Tuesday, 20 June 2017

The Rise of Money

Human beings have long used currency as a means of exchange, a method of payment, a standard of value, a store of wealth and a unit of account. Money has many functions: It facilitates exchange as a measure of value; it brings diverse societies together by enabling gift-giving and reciprocity; it perpetuates social hierarchies; and it is a medium of state power.

Objects that were rare in nature and whose circulation could be controlled emerged as units of value for interactions and exchange.

Shang Dynasty cowry shells
Cowry shells were used in Africa, Europe, Asia and Australia. Native copper, meteorites or native iron, obsidian, amber, beads, copper, gold, silver and lead ingots have variously served as currency. People even used live animals such as cows until recent times as a form of currency. Stone weights were used not only for setting prices for goods, but also for converting between systems of weights and measures.
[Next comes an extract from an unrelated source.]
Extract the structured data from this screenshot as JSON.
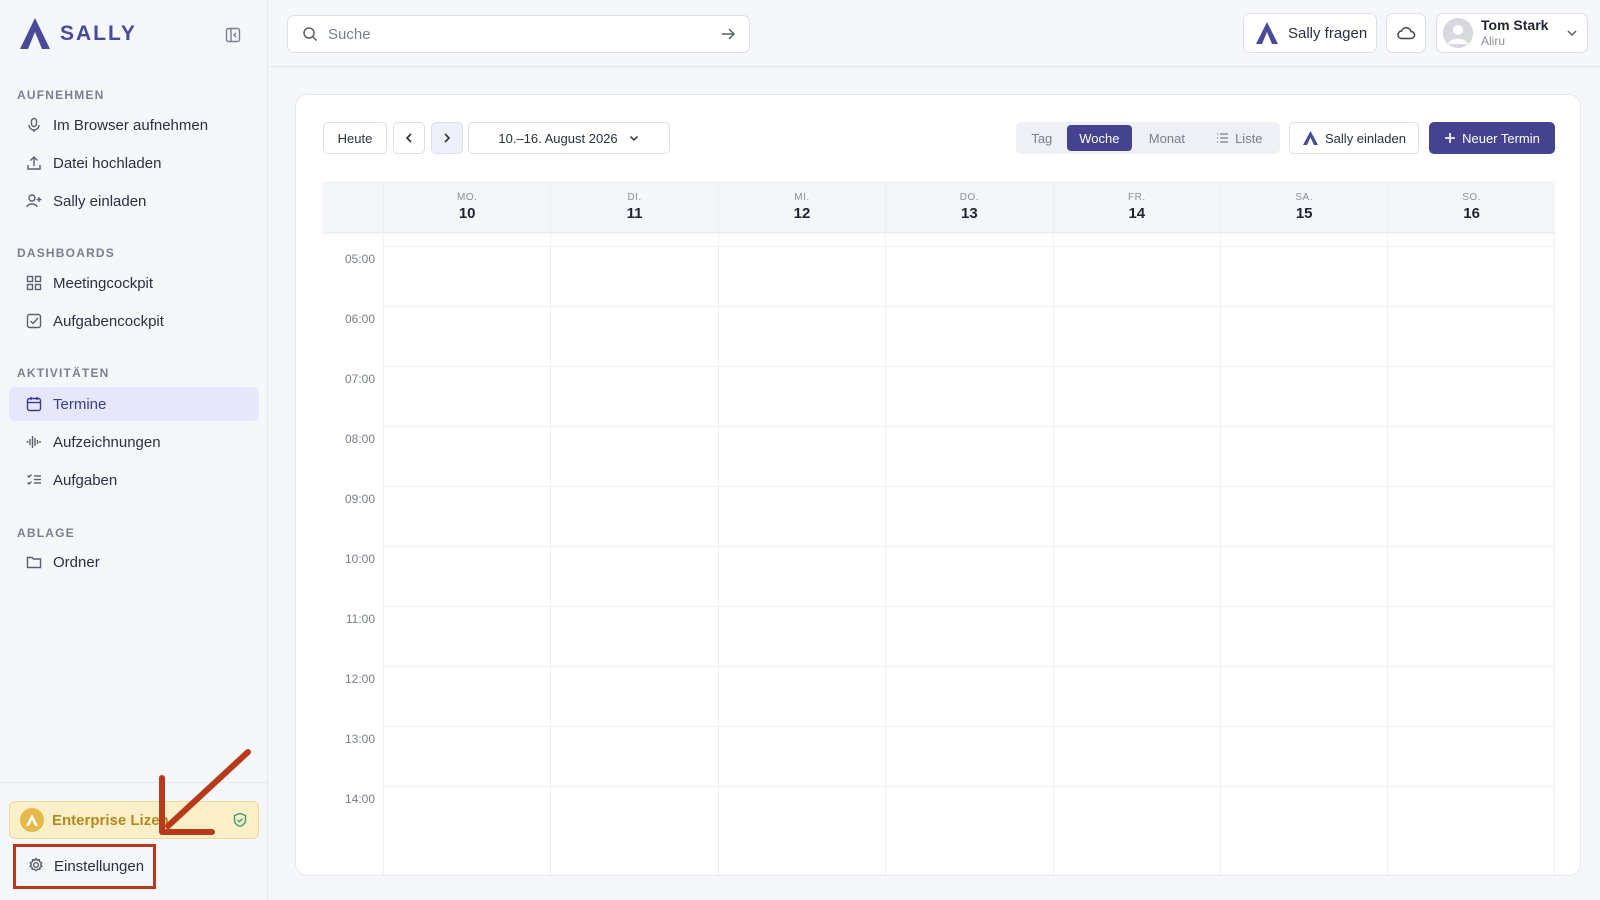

The talent and the mina were standardized after the founding of the Akkadian Empire by Sargon of Akkad. He realized that standardizing weights and measures is essential for effective taxation. The Mesopotamian shekel – the first known form of currency – emerged. The earliest known coins date to 650 and 600 B.C. in Asia Minor.

Coinage as commodity money owes its success to its portability, durability and inherent value. Political leaders could control the production of coins – from mining, smelting, minting - as well as their circulation and use.

Ancient Celtic ringmoney
Money soon became an instrument of political control. Taxes could be extracted to support the elite and armies could be raised. It enabled the movement of goods and services, migration and settlement among strangers. Money was able to mobilize resources, reduce risks and create alliances in response to social and political conditions.

In short, money allowed humans to develop into the world we know today.